Windy summer days are gifts, their bursts of cool air a welcome relief to my perpetually damp middle-aged skin. I stand on the side of the house where the gusts are strongest and raise my arms a bit, allowing it to wash over me in much the same way water does as I swim. It’s soothing.
I hold my face to the sky feeling the warmth and breathe deeply, completely content, and want the moment to last longer than it does.
I think I should get my book and sit in the sun — perhaps nap a minute or two. There’s a place on the front steps behind the hedge where I can open my sand chair and somewhat hide from the neighbors as they pass, noticing that they try not to look my way. But no, there’s someone coming to talk about a fence for the back yard, and knowing he’ll come through the house, I dart from one pile to the next, picking up, tossing away, sweeping, and scooping. With as little effort as possible, I, too, can still pretend like I might be Martha occasionally.
I slide open most of the windows, giving the stuffy warm air in the house a reason to escape while it has the chance and pause long enough at the top of the stairs to look around, deciding that I’ll stay in and feel the breeze through the window next to my desk while I work.

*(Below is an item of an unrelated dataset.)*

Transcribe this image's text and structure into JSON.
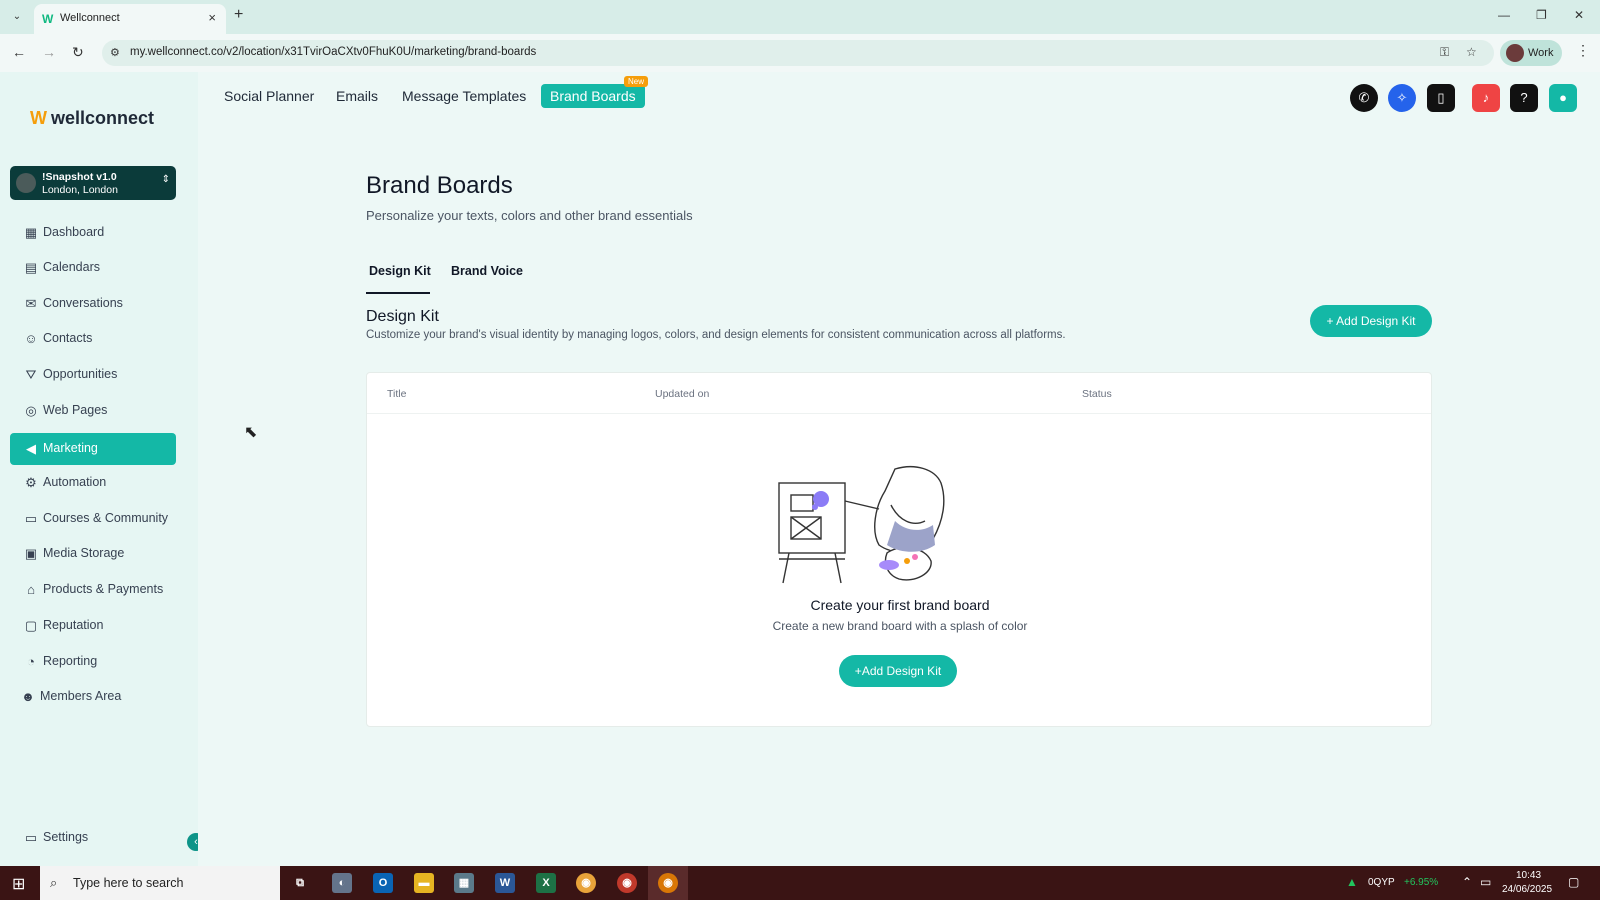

I may not be able to feel the air move over my skin, but I can watch the thin branches on the trees in the back bend in the wind as I’m thinking, and see the unusual clouds change from one formation to the next.

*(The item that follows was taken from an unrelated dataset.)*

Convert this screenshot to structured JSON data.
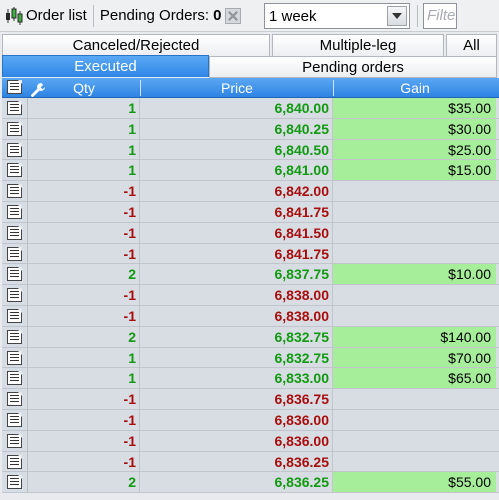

I can go out and sit in my chair any time.
Besides, I’d have ended up even more sweaty than I already am and once the wind dies down, my only option will be to open the freezer and insert my face, hoping that will cool me down. It’s a fairly weak option compared to the relief a windy summer day provides, and it’s far less dramatic, but in a pinch, it’s better than feeling like I’m the main ingredient in a rather hearty brine.
Think about it: pickles are always better chilled, aren’t they?